Intermediate Shapes in Closed-Die Forging By the Backward Deformation Optimization Method (BDOM)
During closed-die forging, the billet is deformed through one or more intermediate shapes before achieving the final forged shape. Designers rely on handbooks and experience to choose a few of the limitless number of intermediate shapes that are possible. A finite element method and optimization- based design technique for tracing the deformation back from the final to the initial shape is developed. Because plastic deformation is an irreversible process, no unique path exists between the initial and final shapes. Unlike previous backward tracing methods, the backward deformation optimization method (BDOM) selects the optimum path based on constraints placed on the deformation of the workpiece. Minimization of the variation in effective strain rate within the workpiece is used to determine the sequence of workpiece nodes to be detached from the die.
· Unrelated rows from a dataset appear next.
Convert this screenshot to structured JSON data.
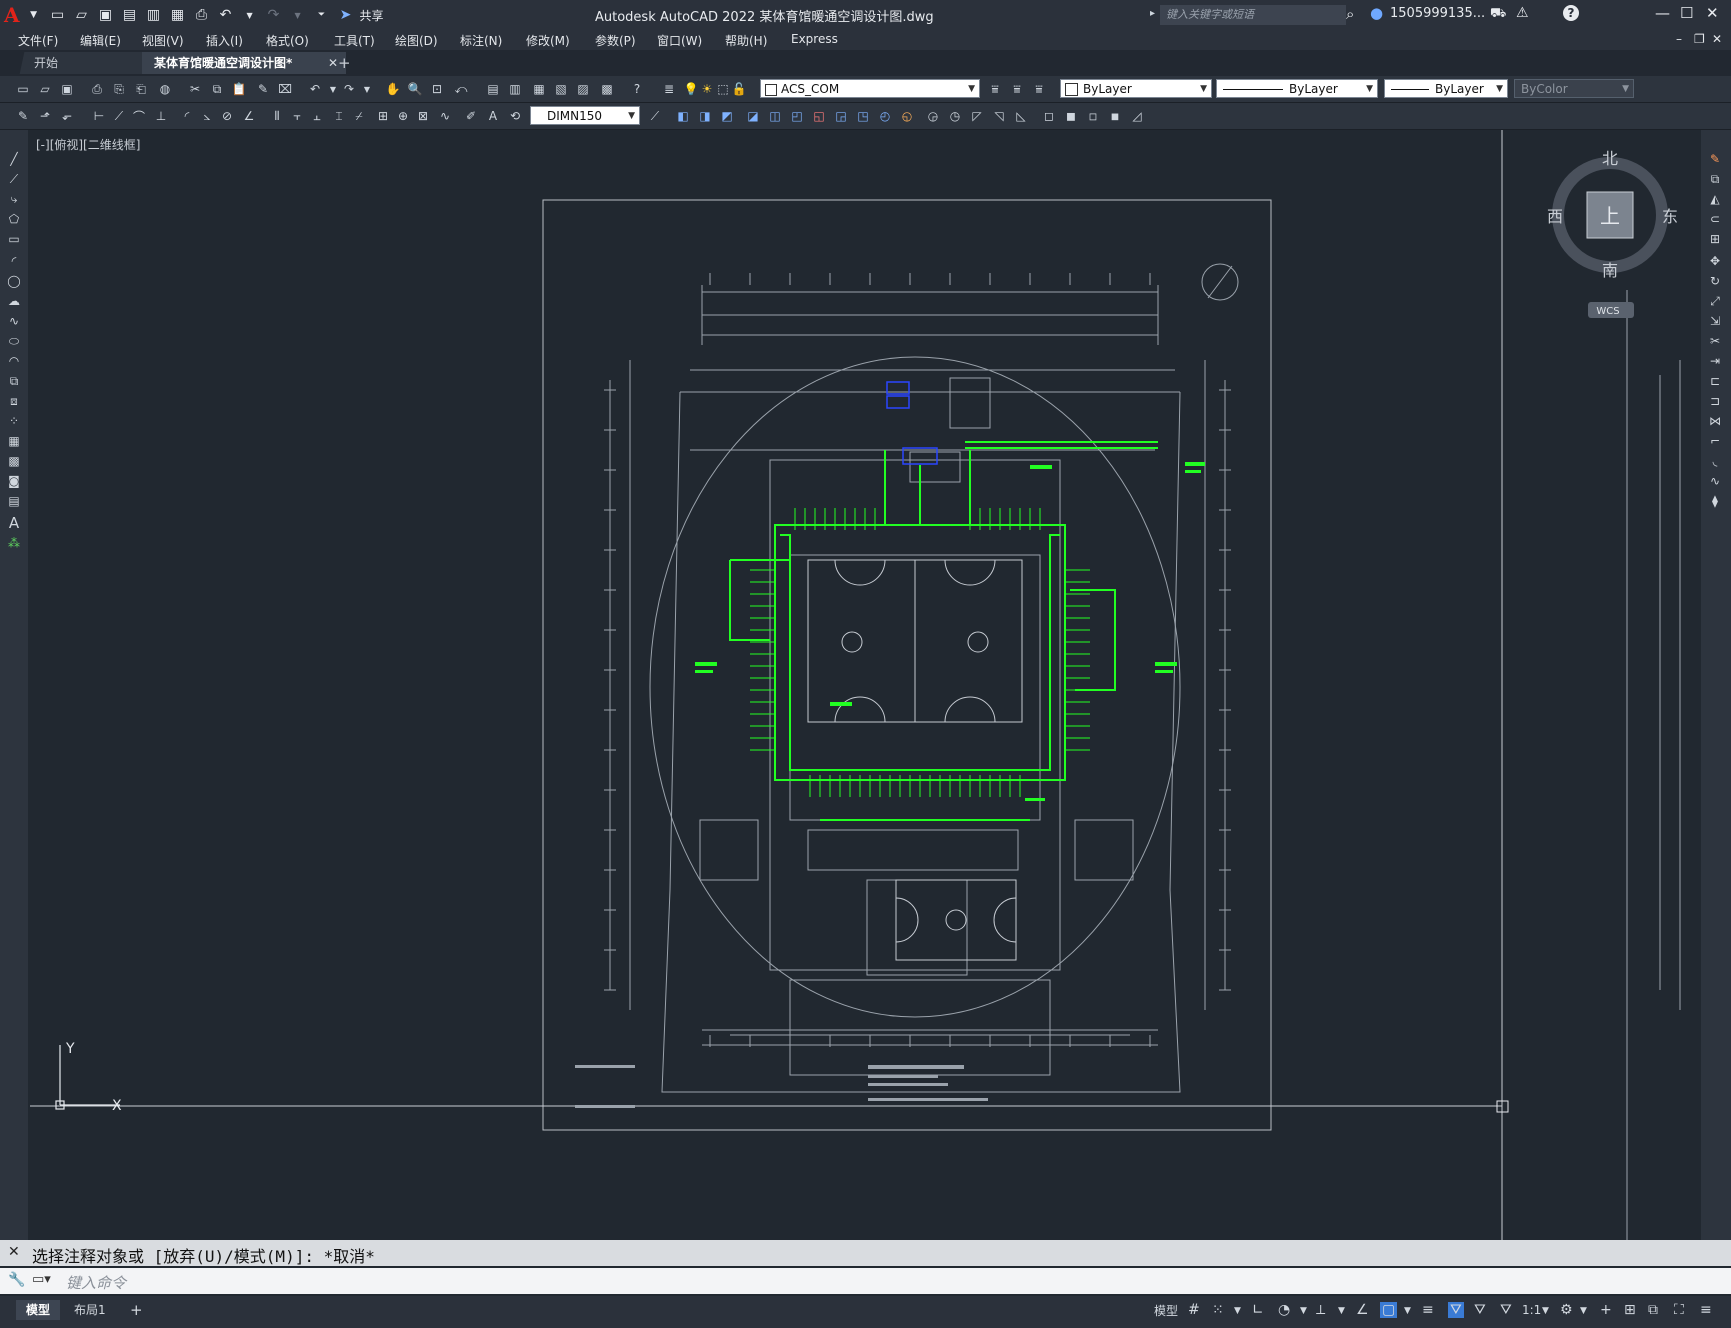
{
  "titlebar": {
    "app_title": "Autodesk AutoCAD 2022    某体育馆暖通空调设计图.dwg",
    "share_label": "共享",
    "search_placeholder": "键入关键字或短语",
    "user": "1505999135...",
    "help": "?"
  },
  "menu": [
    "文件(F)",
    "编辑(E)",
    "视图(V)",
    "插入(I)",
    "格式(O)",
    "工具(T)",
    "绘图(D)",
    "标注(N)",
    "修改(M)",
    "参数(P)",
    "窗口(W)",
    "帮助(H)",
    "Express"
  ],
  "tabs": {
    "start": "开始",
    "doc": "某体育馆暖通空调设计图*",
    "add": "+"
  },
  "toolbar": {
    "layer": "ACS_COM",
    "color": "ByLayer",
    "linetype": "ByLayer",
    "lineweight": "ByLayer",
    "plotstyle": "ByColor",
    "dimstyle": "DIMN150"
  },
  "viewport": {
    "label": "[-][俯视][二维线框]"
  },
  "viewcube": {
    "north": "北",
    "south": "南",
    "east": "东",
    "west": "西",
    "top": "上",
    "wcs": "WCS"
  },
  "ucs": {
    "x": "X",
    "y": "Y"
  },
  "command": {
    "history": "选择注释对象或 [放弃(U)/模式(M)]: *取消*",
    "placeholder": "键入命令"
  },
  "status": {
    "model_tab": "模型",
    "layout_tab": "布局1",
    "add": "+",
    "model_btn": "模型",
    "scale": "1:1"
  },
  "colors": {
    "bg": "#212830",
    "chrome": "#2b313b",
    "duct": "#22ff22",
    "arch": "#9aa2ab",
    "accent": "#3a7bd5"
  }
}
Examples of intermediate shapes for the forging of a disk and a ball-joint socket demonstrate this design technique.
Reddy, G. H.,
Kumar, S. S.,
& Grandhi, R. V.
(1994). Intermediate Shapes in Closed-Die Forging By the Backward Deformation Optimization Method (BDOM). Journal of Materials Engineering and Performance, 3 (4), 501-513.